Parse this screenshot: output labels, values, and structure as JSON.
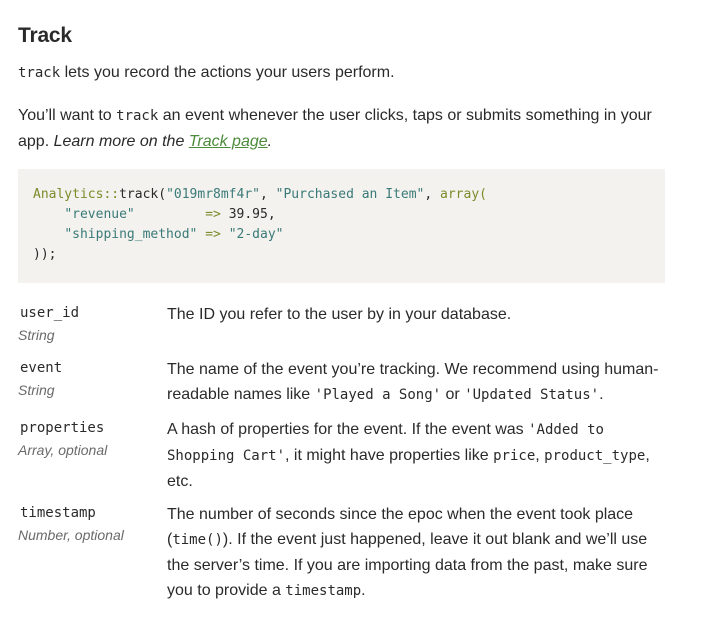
{
  "title": "Track",
  "intro": {
    "code": "track",
    "text": " lets you record the actions your users perform."
  },
  "usage": {
    "text_1": "You’ll want to ",
    "code": "track",
    "text_2": " an event whenever the user clicks, taps or submits something in your app. ",
    "learn_more": "Learn more on the ",
    "link_text": "Track page",
    "trailing": "."
  },
  "code": {
    "line1_cls": "Analytics::",
    "line1_fn": "track(",
    "line1_arg1": "\"019mr8mf4r\"",
    "line1_comma1": ", ",
    "line1_arg2": "\"Purchased an Item\"",
    "line1_comma2": ", ",
    "line1_array": "array(",
    "line2_key": "\"revenue\"",
    "line2_arrow": "=>",
    "line2_val": "39.95",
    "line2_comma": ",",
    "line3_key": "\"shipping_method\"",
    "line3_arrow": "=>",
    "line3_val": "\"2-day\"",
    "line4": "));"
  },
  "params": {
    "user_id": {
      "name": "user_id",
      "type": "String",
      "desc": "The ID you refer to the user by in your database."
    },
    "event": {
      "name": "event",
      "type": "String",
      "desc_1": "The name of the event you’re tracking. We recommend using human-readable names like ",
      "code_1": "'Played a Song'",
      "desc_2": " or ",
      "code_2": "'Updated Status'",
      "desc_3": "."
    },
    "properties": {
      "name": "properties",
      "type": "Array, optional",
      "desc_1": "A hash of properties for the event. If the event was ",
      "code_1": "'Added to Shopping Cart'",
      "desc_2": ", it might have properties like ",
      "code_2": "price",
      "desc_3": ", ",
      "code_3": "product_type",
      "desc_4": ", etc."
    },
    "timestamp": {
      "name": "timestamp",
      "type": "Number, optional",
      "desc_1": "The number of seconds since the epoc when the event took place (",
      "code_1": "time()",
      "desc_2": "). If the event just happened, leave it out blank and we’ll use the server’s time. If you are importing data from the past, make sure you to provide a ",
      "code_2": "timestamp",
      "desc_3": "."
    }
  },
  "colors": {
    "link": "#4c8a3c",
    "code_bg": "#f4f2ee",
    "code_class": "#7d8b2a",
    "code_string": "#3a7a78",
    "type_text": "#6a6a6a"
  }
}
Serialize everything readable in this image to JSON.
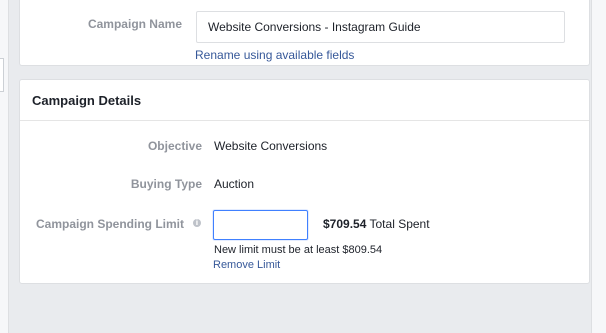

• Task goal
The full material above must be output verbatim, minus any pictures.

• Written solution
Parse this screenshot: output labels, values, and structure as JSON.
{
  "title": "Track",
  "intro": {
    "code": "track",
    "text": " lets you record the actions your users perform."
  },
  "usage": {
    "text_1": "You’ll want to ",
    "code": "track",
    "text_2": " an event whenever the user clicks, taps or submits something in your app. ",
    "learn_more": "Learn more on the ",
    "link_text": "Track page",
    "trailing": "."
  },
  "code": {
    "line1_cls": "Analytics::",
    "line1_fn": "track(",
    "line1_arg1": "\"019mr8mf4r\"",
    "line1_comma1": ", ",
    "line1_arg2": "\"Purchased an Item\"",
    "line1_comma2": ", ",
    "line1_array": "array(",
    "line2_key": "\"revenue\"",
    "line2_arrow": "=>",
    "line2_val": "39.95",
    "line2_comma": ",",
    "line3_key": "\"shipping_method\"",
    "line3_arrow": "=>",
    "line3_val": "\"2-day\"",
    "line4": "));"
  },
  "params": {
    "user_id": {
      "name": "user_id",
      "type": "String",
      "desc": "The ID you refer to the user by in your database."
    },
    "event": {
      "name": "event",
      "type": "String",
      "desc_1": "The name of the event you’re tracking. We recommend using human-readable names like ",
      "code_1": "'Played a Song'",
      "desc_2": " or ",
      "code_2": "'Updated Status'",
      "desc_3": "."
    },
    "properties": {
      "name": "properties",
      "type": "Array, optional",
      "desc_1": "A hash of properties for the event. If the event was ",
      "code_1": "'Added to Shopping Cart'",
      "desc_2": ", it might have properties like ",
      "code_2": "price",
      "desc_3": ", ",
      "code_3": "product_type",
      "desc_4": ", etc."
    },
    "timestamp": {
      "name": "timestamp",
      "type": "Number, optional",
      "desc_1": "The number of seconds since the epoc when the event took place (",
      "code_1": "time()",
      "desc_2": "). If the event just happened, leave it out blank and we’ll use the server’s time. If you are importing data from the past, make sure you to provide a ",
      "code_2": "timestamp",
      "desc_3": "."
    }
  },
  "colors": {
    "link": "#4c8a3c",
    "code_bg": "#f4f2ee",
    "code_class": "#7d8b2a",
    "code_string": "#3a7a78",
    "type_text": "#6a6a6a"
  }
}
Serialize everything readable in this image to JSON.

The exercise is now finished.